Santa Fe High School, which went on lockdown around 8 a.m. Witnesses said the shooting took place in an art class on campus between 7:30 and 7:45 a.m. Students were evacuated from the building, and backpacks were searched before they were transported to Alamo Gym at 13306 Highway 6 to be reunited with their parents.
The gunman yelled "Surprise" before he started shooting, according to Texas Rep. Michael McCaul, the chairman of the House Homeland Security Committee.
VIDEO: Students escorted out by law enforcement
"We thought it was a fire drill at first but really, the teacher said, 'Start running,'" student Leila Butler said.
MORE: Student's first person witness account
Governor Abbott said that the alleged shooter used a shotgun and a .38 revolver that belonged to his father. Abbott said the suspect has written in journals about planning the shooting and police are talking with two people of interest.
Abbott also said that the shooter had a Molotov cocktail and other explosive devices found in and around the school.
Pagourtzis made his initial court appearance Friday evening by video link from the Galveston County Jail.

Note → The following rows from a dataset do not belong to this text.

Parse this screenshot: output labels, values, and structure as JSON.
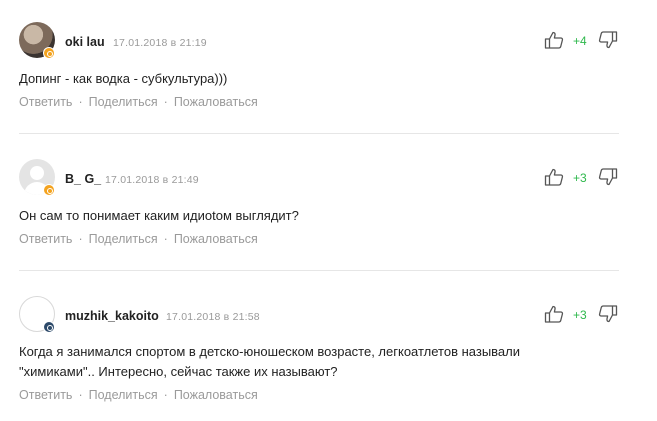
{
  "comments": [
    {
      "author": "oki lau",
      "date": "17.01.2018 в 21:19",
      "score": "+4",
      "text": "Допинг - как водка - субкультура)))",
      "actions": {
        "reply": "Ответить",
        "share": "Поделиться",
        "report": "Пожаловаться"
      }
    },
    {
      "author": "B_ G_",
      "date": "17.01.2018 в 21:49",
      "score": "+3",
      "text": "Он сам то понимает каким идиоtом выглядит?",
      "actions": {
        "reply": "Ответить",
        "share": "Поделиться",
        "report": "Пожаловаться"
      }
    },
    {
      "author": "muzhik_kakoito",
      "date": "17.01.2018 в 21:58",
      "score": "+3",
      "text_line1": "Когда я занимался спортом в детско-юношеском возрасте, легкоатлетов называли",
      "text_line2": "\"химиками\".. Интересно, сейчас также их называют?",
      "actions": {
        "reply": "Ответить",
        "share": "Поделиться",
        "report": "Пожаловаться"
      }
    }
  ],
  "icons": {
    "like": "thumbs-up-icon",
    "dislike": "thumbs-down-icon"
  },
  "colors": {
    "score": "#2eb84c",
    "meta": "#9a9a9a",
    "badge_orange": "#f4a31f",
    "badge_navy": "#2d4a6a"
  }
}
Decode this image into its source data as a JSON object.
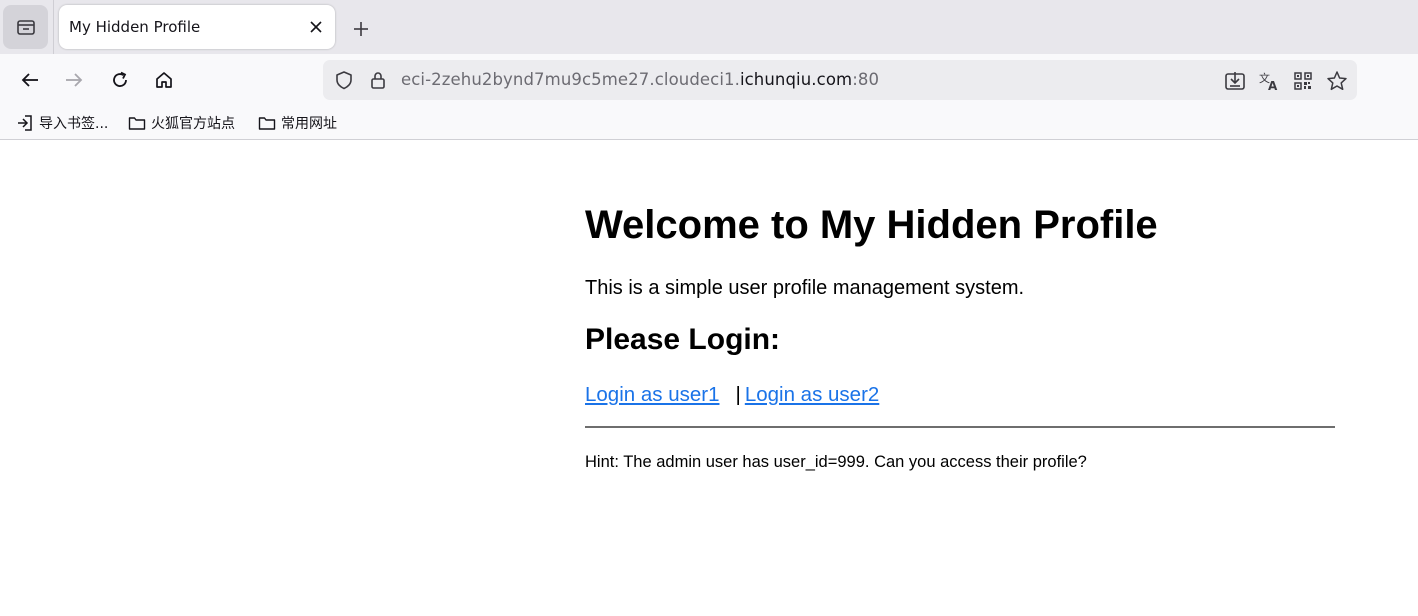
{
  "browser": {
    "tab": {
      "title": "My Hidden Profile"
    },
    "url": {
      "prefix": "eci-2zehu2bynd7mu9c5me27.cloudeci1.",
      "domain": "ichunqiu.com",
      "suffix": ":80"
    },
    "bookmarks": [
      {
        "label": "导入书签...",
        "icon": "import-icon"
      },
      {
        "label": "火狐官方站点",
        "icon": "folder-icon"
      },
      {
        "label": "常用网址",
        "icon": "folder-icon"
      }
    ]
  },
  "page": {
    "title": "Welcome to My Hidden Profile",
    "intro": "This is a simple user profile management system.",
    "login_heading": "Please Login:",
    "links": {
      "user1": "Login as user1",
      "separator": "|",
      "user2": "Login as user2"
    },
    "hint": "Hint: The admin user has user_id=999. Can you access their profile?"
  },
  "colors": {
    "link": "#1a73e8",
    "tabstrip": "#e8e7ec",
    "toolbar": "#f9f9fb"
  }
}
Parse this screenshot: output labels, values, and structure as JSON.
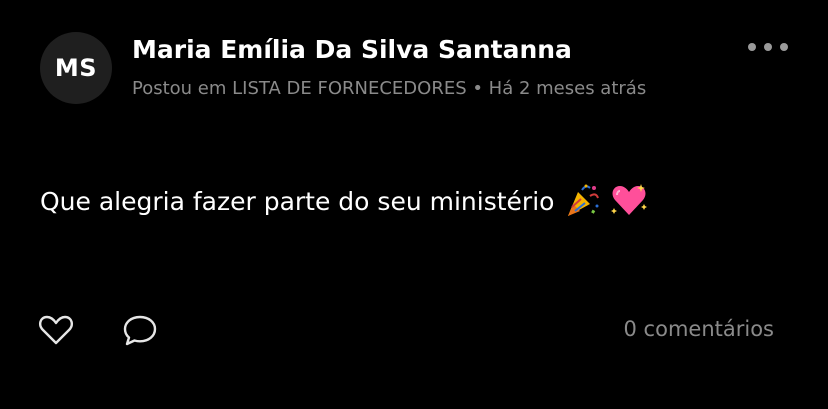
{
  "post": {
    "avatar_initials": "MS",
    "author_name": "Maria Emília Da Silva Santanna",
    "meta_text": "Postou em LISTA DE FORNECEDORES • Há 2 meses atrás",
    "message": "Que alegria fazer parte do seu ministério",
    "emojis": [
      "party-popper",
      "sparkling-heart"
    ],
    "comments_label": "0 comentários"
  },
  "icons": {
    "more": "more-horizontal-icon",
    "like": "heart-outline-icon",
    "comment": "speech-bubble-icon"
  },
  "colors": {
    "background": "#000000",
    "text_primary": "#ffffff",
    "text_secondary": "#8a8a8a",
    "avatar_bg": "#1f1f1f"
  }
}
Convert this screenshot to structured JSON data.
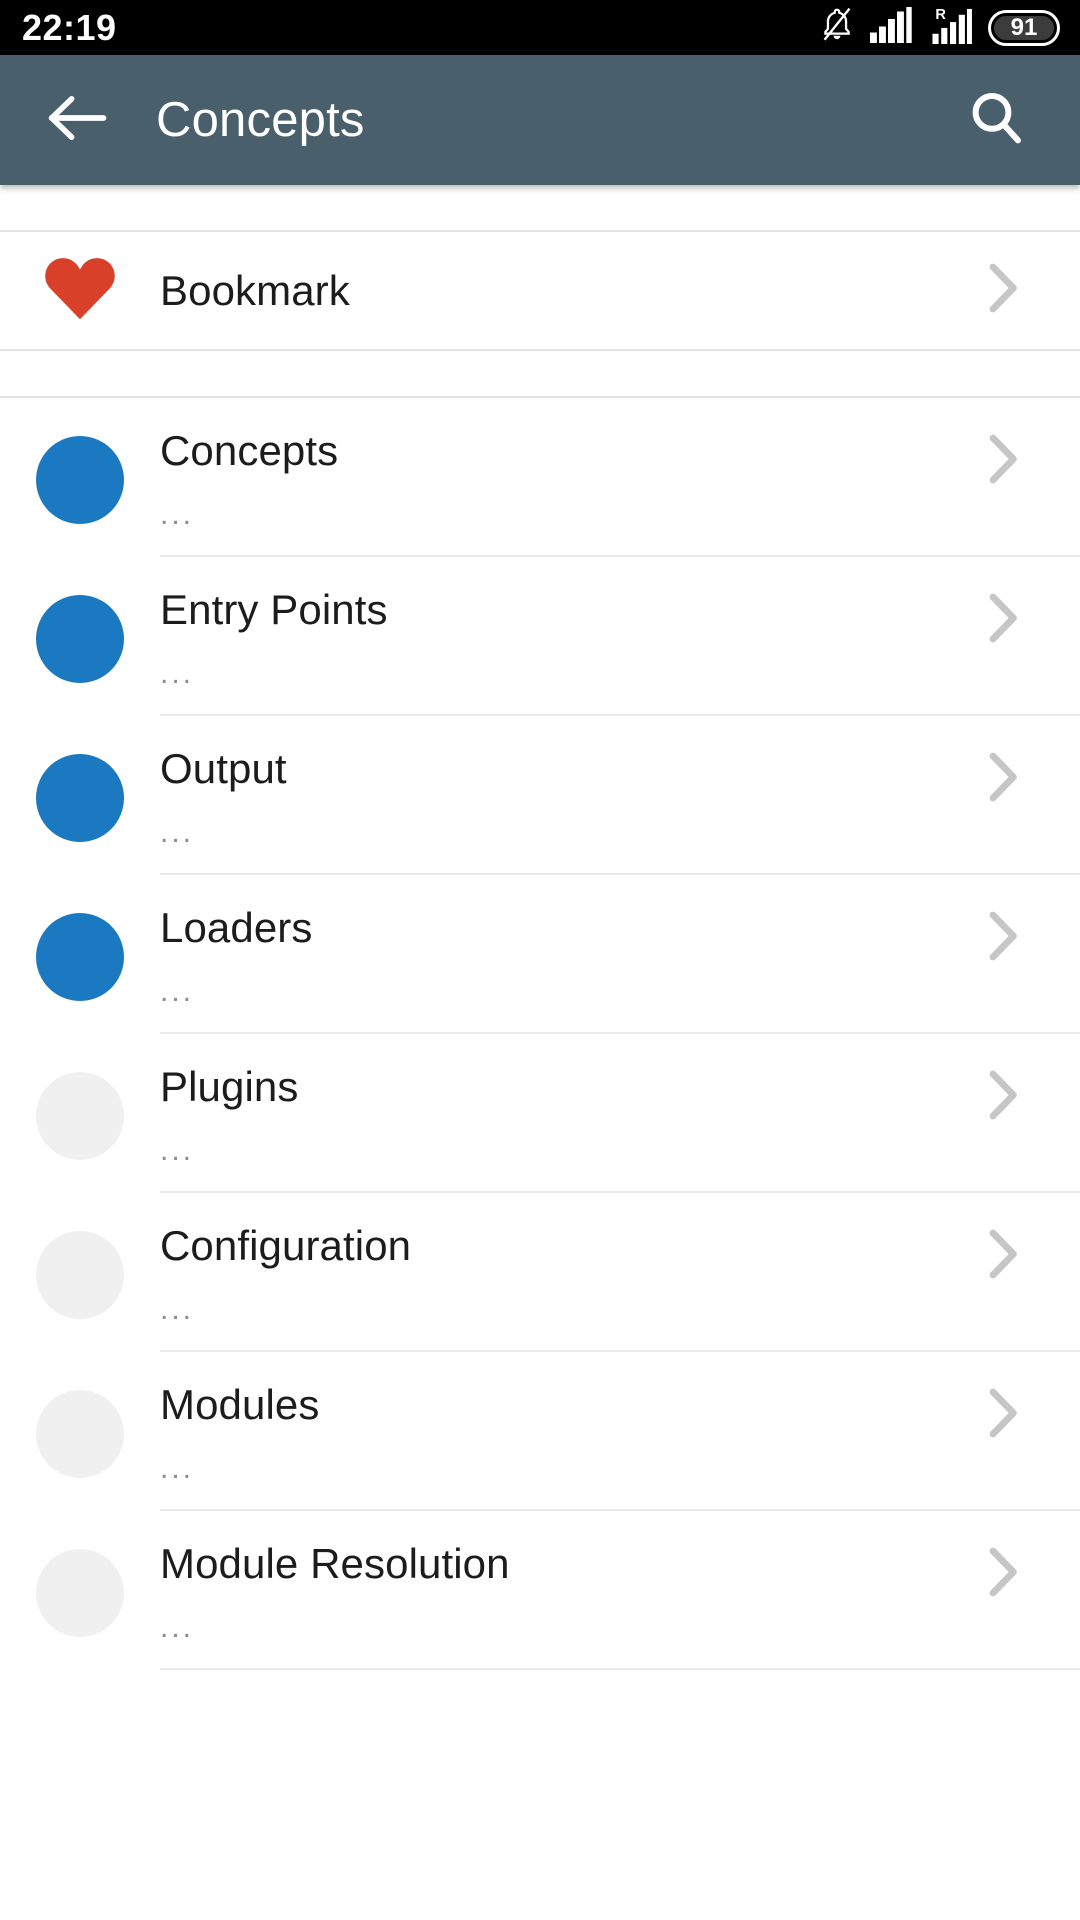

A judge denied bond and took his application for a court-appointed attorney.
McCaul, a former federal prosecutor, said he expects the Justice Department to pursue additional charges, possibly involving weapons of mass destruction.
President Donald Trump offered his condolences amid the tragedy.
We grieve for the terrible loss of life, and send our support and love to everyone affected by this horrible attack in Texas. To the students, families, teachers and personnel at Santa Fe High School – we are with you in this tragic hour, and we will be with you forever... pic.twitter.com/LtJ0D29Hsv— Donald J. Trump (@realDonaldTrump) May 18, 2018
Trump ordered flags flown at half-staff in memory of the victims. Illinois Governor Bruce Rauner also ordered all state flags be flown at half-staff.
While cable news channels carried hours of live coverage, survivors of the Feb. 14 Florida attack took to social media to express grief and outrage.
"My heart is so heavy for the students of Santa Fe High School. It's an all too familiar feeling no one should have to experience. I am so sorry this epidemic touched your town - Parkland will stand with you now and forever," Marjory Stoneman Douglas student Jaclyn Corin said in a tweet.
She also directed her frustration at President Donald Trump, writing "Our children are being MURDERED and you're treating this like a game. This is the 22nd school shooting just this year. DO SOMETHING."
Friday's assault was the deadliest in Texas since a man with a semi-automatic rifle attacked a rural church late last year, killing more than two dozen people.
There were few prior clues about Pagourtzis' behavior, unlike the shootings in Parkland and the church in Sutherland Springs, Abbott said, but the teen wrote in journals of wanting to carry out such an attack and then to end his own life.
"This young man planned on doing this for some time. He advertised his intentions but somehow slipped through the cracks," Cornyn said.
In the aftermath of the Florida assault, survivors pulled all-nighters, petitioned city councils and state lawmakers, and organized protests in a grass-roots movement. Within weeks, state lawmakers adopted changes, including new weapons restrictions.
In late March, the teens spearheaded one of the largest student protest marches since Vietnam in Washington and inspired hundreds of other marches from California to Japan.
The calls for tighter gun controls have barely registered in gun-loving Texas - at least to this point.
Texas has some of the most permissive gun laws in the U.S. and just hosted the NRA's annual conference earlier this month. In the run-up to the March primary election, gun control was not a main issue with candidates of either party. Republicans did not soften their views on guns, and Democrats campaigned on a range of issues instead of zeroing in on gun violence.0
The Associated Press contributed to this report.
WLS-TV contributed to this report